Running our usual benchmarks, the ASUS ZenFone 4 Max was able to get a score of 3629 in Work 2.0 of PCMark 2.0 while it was able to get 43830 in AnTuTu.
Thanks to the dedicated microSD slot, the ZenFone 4 Max retains its ability to house 2 SIM cards. Call quality was good provided that there’s good signal in your area while Bluetooth and WiFi connections performed up to par with our expectations.
This is where the ASUS ZenFone 4 Max shines. With its massive 5,000mAh battery, the handset was able to last 2 and a half days under medium usage.
Battery life can be further lengthened by using the PowerMaster app. If you have another device that needs charging, the Max can act as a power bank with reverse charging together with its USB OTG cable.
Under benchmarks, the ZenFone 4 Max was able to last a whopping 15 hours and 5 minutes in PCMark 2.0’s Work 2.0 battery benchmark with medium brightness and volume.
Despite its faults, we need to remember that the ZenFone 4 Max only costs PhP 9,995. We can’t really fault manufacturers form pulling out features such as a 1080p screen, decent audio, and an updated SoC from their smartphones.
As for the ZenFone 4 Max, sure it does have a 720p screen and mediocre audio. Its performance, however, is still up to par with other smartphones despite an aging Snapdragon 430 inside. Camera performance is also decent although you need to keep in mind that low-light performance can be a bit of a bummer. But if you plan your shots, you can get decent photos with the 13MP main camera.
The battery life is where the ZenFone 4 Max leaves other smartphones in this price range in the dust. You can’t argue with almost 3 days of usage with the smartphone. Thus, we’ll be giving the ASUS ZenFone 4 Max our Value Smartphone award due to its battery life and overall decent performance.
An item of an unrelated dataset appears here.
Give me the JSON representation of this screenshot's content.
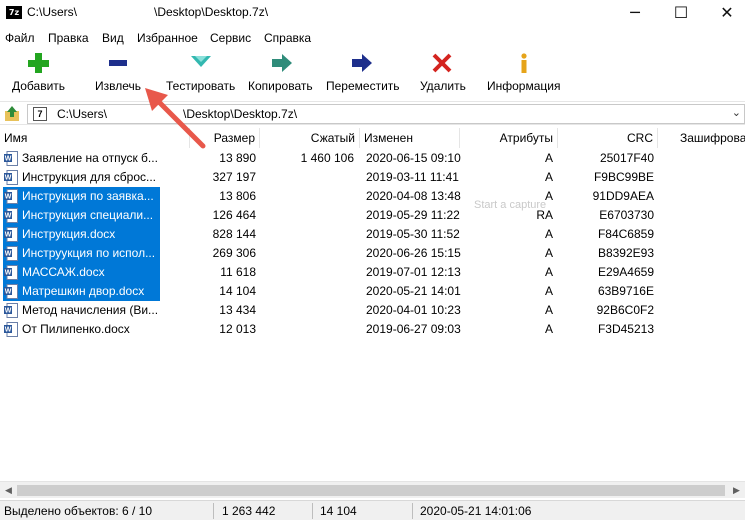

If you’re looking for a workhorse smartphone that needs to stay alive for long periods of time, then the ASUS ZenFone 4 Max is for you.